No wonder. With his 1989 Seven Habits of Highly Effective People having sold over 5 million copies and still vying for No. 1 on The New York Times best-seller list of self-help paperbacks, Covey is in demand. Last year's First Things First is nearing the million-sales mark. On April 24 his star was further burnished by a joint announcement that later this summer Microsoft would incorporate Covey's "Seven Habits" in its time-management software.
"Why are these ideas powerful?" Covey asks. "Because they don't belong to me. All the Seven Habits are is common sense, organized."
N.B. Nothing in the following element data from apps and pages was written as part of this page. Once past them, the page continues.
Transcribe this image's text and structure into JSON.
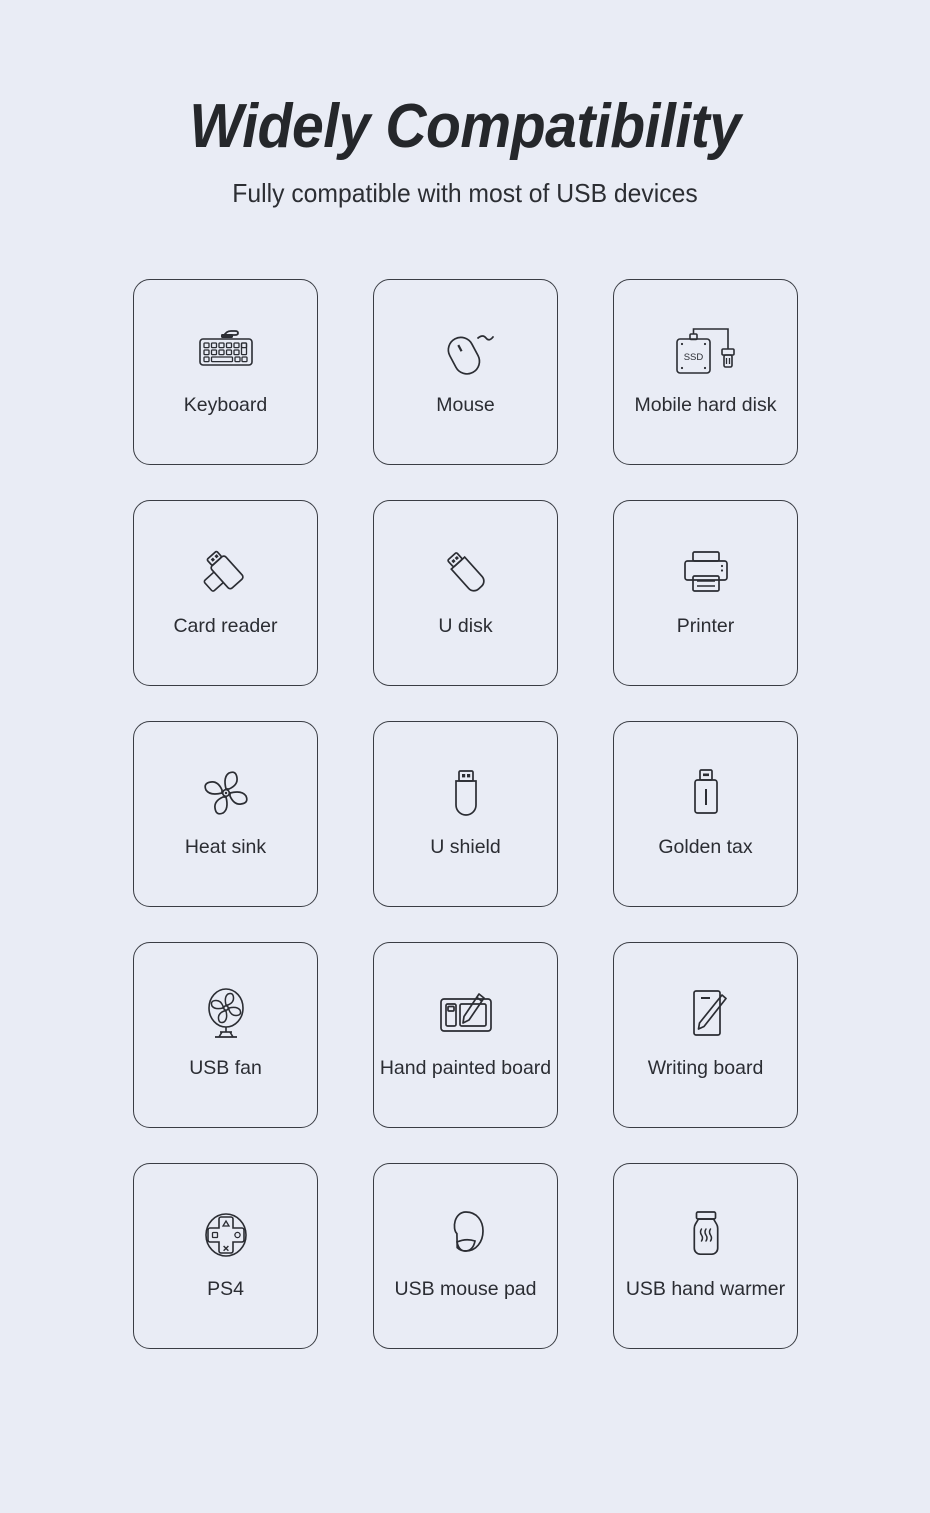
{
  "header": {
    "title": "Widely Compatibility",
    "subtitle": "Fully compatible with most of USB devices"
  },
  "colors": {
    "background": "#e9ecf5",
    "card_border": "#3a3d44",
    "icon_stroke": "#2b2d33",
    "title_text": "#25272b",
    "label_text": "#2b2d33"
  },
  "grid": {
    "columns": 3,
    "rows": 5,
    "cards": [
      {
        "label": "Keyboard",
        "icon": "keyboard-icon"
      },
      {
        "label": "Mouse",
        "icon": "mouse-icon"
      },
      {
        "label": "Mobile hard disk",
        "icon": "ssd-drive-icon",
        "icon_text": "SSD"
      },
      {
        "label": "Card reader",
        "icon": "card-reader-icon"
      },
      {
        "label": "U disk",
        "icon": "usb-flash-drive-icon"
      },
      {
        "label": "Printer",
        "icon": "printer-icon"
      },
      {
        "label": "Heat sink",
        "icon": "fan-blades-icon"
      },
      {
        "label": "U shield",
        "icon": "usb-shield-icon"
      },
      {
        "label": "Golden tax",
        "icon": "usb-key-icon"
      },
      {
        "label": "USB fan",
        "icon": "desk-fan-icon"
      },
      {
        "label": "Hand painted board",
        "icon": "drawing-tablet-icon"
      },
      {
        "label": "Writing board",
        "icon": "writing-board-icon"
      },
      {
        "label": "PS4",
        "icon": "gamepad-dpad-icon"
      },
      {
        "label": "USB mouse pad",
        "icon": "mouse-pad-icon"
      },
      {
        "label": "USB hand warmer",
        "icon": "hand-warmer-icon"
      }
    ]
  }
}
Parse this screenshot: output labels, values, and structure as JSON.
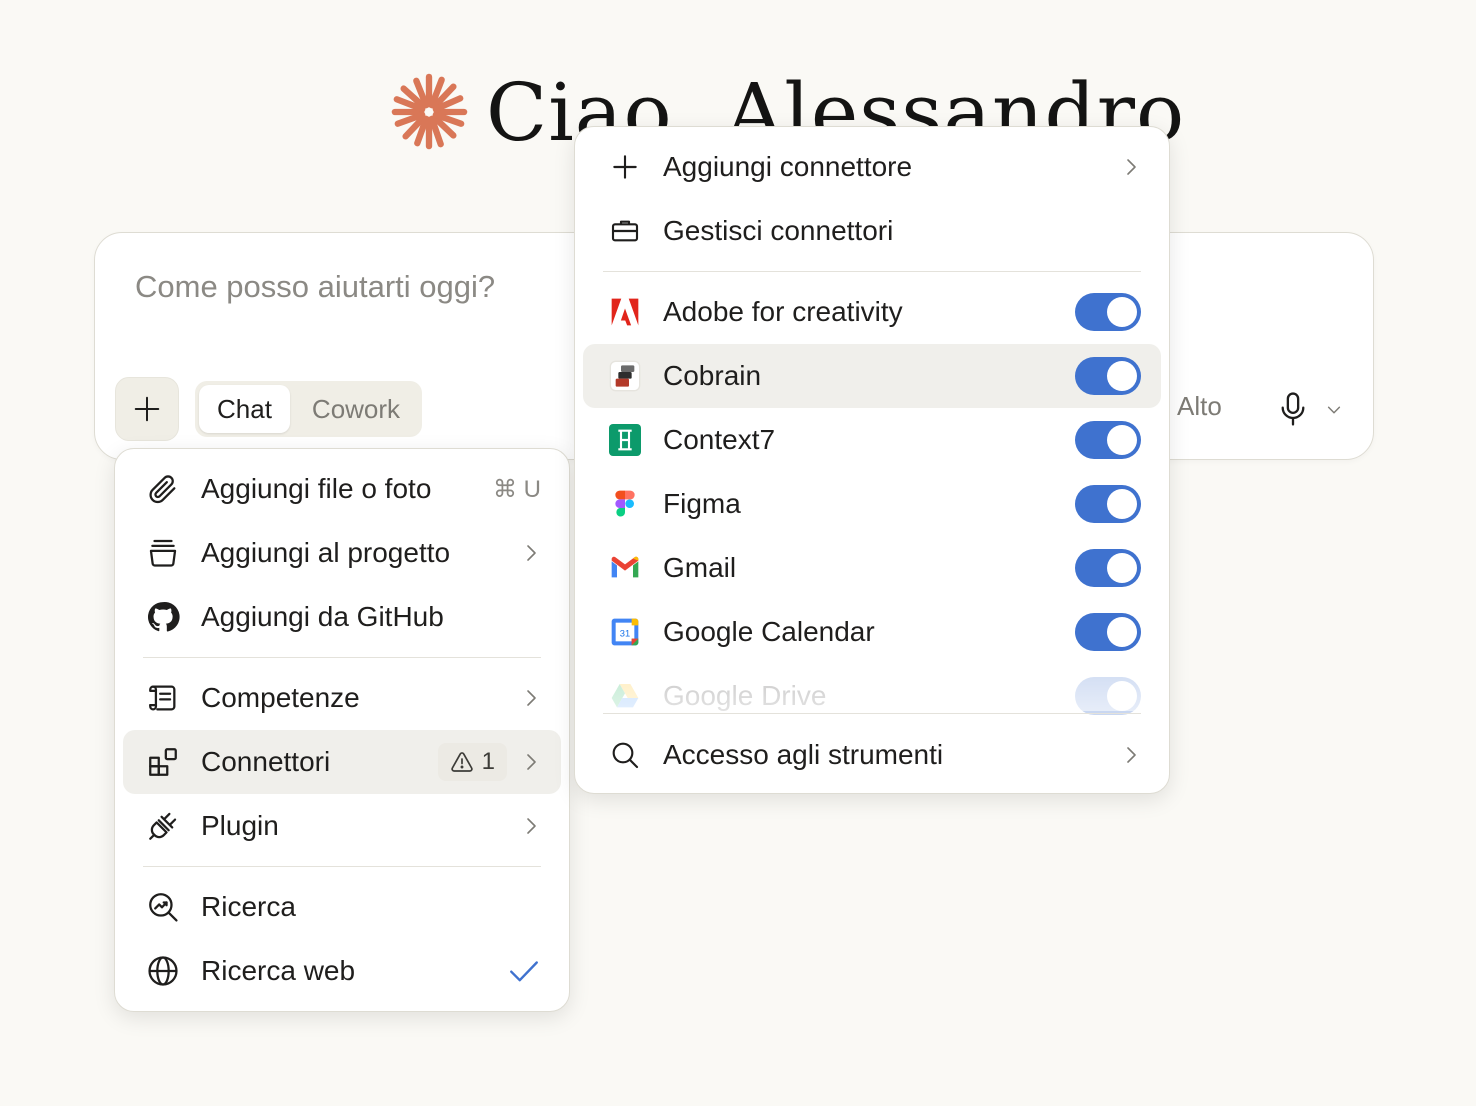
{
  "greeting": {
    "text": "Ciao, Alessandro",
    "logo_color": "#d97757"
  },
  "composer": {
    "placeholder": "Come posso aiutarti oggi?",
    "modes": [
      "Chat",
      "Cowork"
    ],
    "active_mode": "Chat",
    "effort_label": "Alto"
  },
  "add_menu": {
    "items": [
      {
        "label": "Aggiungi file o foto",
        "icon": "paperclip-icon",
        "shortcut": "⌘ U"
      },
      {
        "label": "Aggiungi al progetto",
        "icon": "project-icon",
        "submenu": true
      },
      {
        "label": "Aggiungi da GitHub",
        "icon": "github-icon"
      },
      {
        "label": "Competenze",
        "icon": "skills-icon",
        "submenu": true
      },
      {
        "label": "Connettori",
        "icon": "connectors-icon",
        "submenu": true,
        "badge": "1",
        "highlighted": true
      },
      {
        "label": "Plugin",
        "icon": "plug-icon",
        "submenu": true
      },
      {
        "label": "Ricerca",
        "icon": "research-icon"
      },
      {
        "label": "Ricerca web",
        "icon": "globe-icon",
        "checked": true
      }
    ]
  },
  "connectors_menu": {
    "add_label": "Aggiungi connettore",
    "manage_label": "Gestisci connettori",
    "connectors": [
      {
        "name": "Adobe for creativity",
        "icon": "adobe-icon",
        "enabled": true
      },
      {
        "name": "Cobrain",
        "icon": "cobrain-icon",
        "enabled": true,
        "highlighted": true
      },
      {
        "name": "Context7",
        "icon": "context7-icon",
        "enabled": true
      },
      {
        "name": "Figma",
        "icon": "figma-icon",
        "enabled": true
      },
      {
        "name": "Gmail",
        "icon": "gmail-icon",
        "enabled": true
      },
      {
        "name": "Google Calendar",
        "icon": "google-calendar-icon",
        "enabled": true,
        "calendar_day": "31"
      },
      {
        "name": "Google Drive",
        "icon": "google-drive-icon",
        "enabled": true
      }
    ],
    "tool_access_label": "Accesso agli strumenti"
  },
  "colors": {
    "accent": "#d97757",
    "toggle_on": "#3f72cf",
    "check": "#3f72cf"
  }
}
Though a Republican, Covey gladly advised the President at Camp David in January. Clinton so enjoyed the meeting that he invited Covey to stay an extra night. Other than calling Clinton "a totally good student," Covey won't reveal what was said, but his usual practice is to ask CEOs to write a statement of their values. Another Covey fan in Washington: House Speaker Newt Gingrich, who includes Seven Habits on his "must-read" list and has called the author. Covey insists he doesn't play political favorites: "We're Americans first. These principles are universal."
And as easy to digest as Forrest Gump's box of chocolates. Indeed, Covey's maxims—"Begin with the End in Mind" (Habit No. 2) or "Think Win/Win," (Habit No. 4)—sound like Gump with an MBA. But their bite-size simplicity, as well as their emphasis on principled behavior is part of the draw. Covey champions personal strengths such as integrity, humility and courage as keys to success. Hundreds of companies, including Coca-Cola, AT&T and General Motors, shell out up to $3,900 per person to send executives to the Covey Leadership Center in Provo for workshops in personal and organizational development.
"There wasn't a language for this do-good approach that was acceptable in business," says Robert Burt, a development director at Houston-based Conoco Inc., which trains its staff of 17,000 in the Seven Habits. Stedman Graham, who employs Covey's tenets at his Chicago-based sports management firm, is another believer. "He teaches you how to develop a mission in life," says Graham, who introduced longtime love Oprah
Winfrey to Covey's ideas.
"My goal is to bring principle-centered leadership to the world," says Covey, who charges businesses $45,000 per speech and logs more than 300,000 air miles annually. He funnels much of his money back into his company—though he is building a three-story stucco house in Provo, not far from the family's modest home of 28 years.
Lofty goals might be expected from a man who used to awaken as a boy to find his mother, Irene, standing over his bed, "affirming" him. "She'd be saying something like, 'You will do well in your test tomorrow,' " Covey recalls. "She and my father [Stephen, a chicken farmer turned hotelier] passed along a philosophy of believing in yourself." He needed it in high school in Salt Lake City when a bone-degrading disease required the implanting of metal pins in his legs. Says Covey, who suffers no lingering effects: "It shifted me from athletics to academics."
His parents also imparted their Mormon faith. Serving a two-year mission in England for the church after graduating from the University of Utah in 1953, Covey met Sandra Merrill, a member of the Mormon Tabernacle Choir, when the group performed in London. They married in 1956, and the couple moved to Boston. Covey got an MBA at Harvard, then took a job teaching organizational behavior at Brigham Young University in Provo, where he remained for 24 years. In 1983 he embarked on his new career, gambling that "a culture that had shifted away from ethics" would welcome the ideas he developed as an academic.
After the initial shock of Covey's irrepressible style, corporate America quickly warmed to his message. It's a reaction familiar to Sandra, 59. "When we were first married, I was embarrassed to death," she says. "Now we're all used to Stephen's spontaneity." Tell that to daughter Jenny's prom date in 1992: Covey greeted him wearing an old-codger mask, carrying a rifle and questioning the boy's intentions (her date laughed). "That's my dad," says Jenny, 19. "He'll show up anywhere wearing a mask and acting like he's the only one who's normal."
CATHY FREE in Sundance
- Cathy Free.
FAMILY MEMBERS WHO VENTURE out of the house with personal-development guru Stephen R. Covey know they risk being embarrassed by his uninhibited antics. But on this day outside his cabin at the Sundance ski resort near Provo, Utah, Covey is on his best behavior as he teaches several of his 20 grandchildren how to ski. No chest-thumping gorilla imitations—he's more likely to do that when they act up in shopping malls and he wants to shame them out of "monkey" behavior. No sudden catnaps—he takes those on the floor at parties when tired. The children are simply spending a nice afternoon with Granddad when the phone rings inside the cabin. It's the White House. President Clinton wants some quality time with Covey too.